**WHAT TO DO**
All lines below containing "data" are to be listed.

**EXERCISE INPUTS**

..........

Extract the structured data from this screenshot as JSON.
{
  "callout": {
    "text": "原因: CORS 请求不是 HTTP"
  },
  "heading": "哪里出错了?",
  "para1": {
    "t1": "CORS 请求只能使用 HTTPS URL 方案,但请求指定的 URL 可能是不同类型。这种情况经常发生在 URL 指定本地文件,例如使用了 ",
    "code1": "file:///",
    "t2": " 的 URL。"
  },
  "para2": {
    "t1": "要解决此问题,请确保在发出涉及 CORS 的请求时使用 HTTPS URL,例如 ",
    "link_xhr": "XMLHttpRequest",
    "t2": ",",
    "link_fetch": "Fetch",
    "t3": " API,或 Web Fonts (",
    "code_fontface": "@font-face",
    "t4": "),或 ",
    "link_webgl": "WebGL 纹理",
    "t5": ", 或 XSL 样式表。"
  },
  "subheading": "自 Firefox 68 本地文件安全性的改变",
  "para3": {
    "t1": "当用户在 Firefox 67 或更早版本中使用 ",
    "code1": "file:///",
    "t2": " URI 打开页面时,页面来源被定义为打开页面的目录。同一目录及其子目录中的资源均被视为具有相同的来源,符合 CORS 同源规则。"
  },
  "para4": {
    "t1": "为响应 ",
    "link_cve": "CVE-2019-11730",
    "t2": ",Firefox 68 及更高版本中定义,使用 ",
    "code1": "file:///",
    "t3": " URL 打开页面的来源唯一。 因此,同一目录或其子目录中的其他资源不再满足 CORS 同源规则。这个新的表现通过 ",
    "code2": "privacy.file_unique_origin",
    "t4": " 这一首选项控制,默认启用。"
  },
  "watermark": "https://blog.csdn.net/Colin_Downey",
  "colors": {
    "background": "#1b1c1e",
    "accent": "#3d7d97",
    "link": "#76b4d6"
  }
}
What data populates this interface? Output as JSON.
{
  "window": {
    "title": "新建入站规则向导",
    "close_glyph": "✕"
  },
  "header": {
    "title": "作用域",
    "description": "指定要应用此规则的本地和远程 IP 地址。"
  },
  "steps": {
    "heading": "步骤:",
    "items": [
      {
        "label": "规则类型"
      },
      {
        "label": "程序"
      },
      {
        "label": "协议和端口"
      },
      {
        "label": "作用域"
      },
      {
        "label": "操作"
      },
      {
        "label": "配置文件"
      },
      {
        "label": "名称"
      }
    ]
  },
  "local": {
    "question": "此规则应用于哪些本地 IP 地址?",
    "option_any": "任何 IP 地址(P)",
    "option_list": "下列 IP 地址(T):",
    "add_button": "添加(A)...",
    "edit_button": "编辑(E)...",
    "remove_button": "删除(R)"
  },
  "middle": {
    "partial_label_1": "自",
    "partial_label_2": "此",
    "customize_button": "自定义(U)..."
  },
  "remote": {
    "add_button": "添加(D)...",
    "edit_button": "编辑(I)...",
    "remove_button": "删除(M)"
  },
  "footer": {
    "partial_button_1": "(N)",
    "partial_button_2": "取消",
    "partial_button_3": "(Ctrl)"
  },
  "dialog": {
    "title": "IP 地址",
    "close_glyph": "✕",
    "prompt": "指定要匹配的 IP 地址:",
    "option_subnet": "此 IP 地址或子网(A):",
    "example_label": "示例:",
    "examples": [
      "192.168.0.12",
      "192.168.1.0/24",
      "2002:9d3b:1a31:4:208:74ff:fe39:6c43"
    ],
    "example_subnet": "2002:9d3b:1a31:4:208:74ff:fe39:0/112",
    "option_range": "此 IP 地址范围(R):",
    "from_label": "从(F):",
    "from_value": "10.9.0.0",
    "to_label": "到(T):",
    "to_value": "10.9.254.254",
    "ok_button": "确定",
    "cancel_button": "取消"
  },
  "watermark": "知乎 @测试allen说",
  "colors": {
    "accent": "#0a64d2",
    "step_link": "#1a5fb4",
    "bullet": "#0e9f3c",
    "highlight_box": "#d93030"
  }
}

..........

**YOUR SOLUTION**
Extract the structured data from this screenshot as JSON.
What data populates this interface? Output as JSON.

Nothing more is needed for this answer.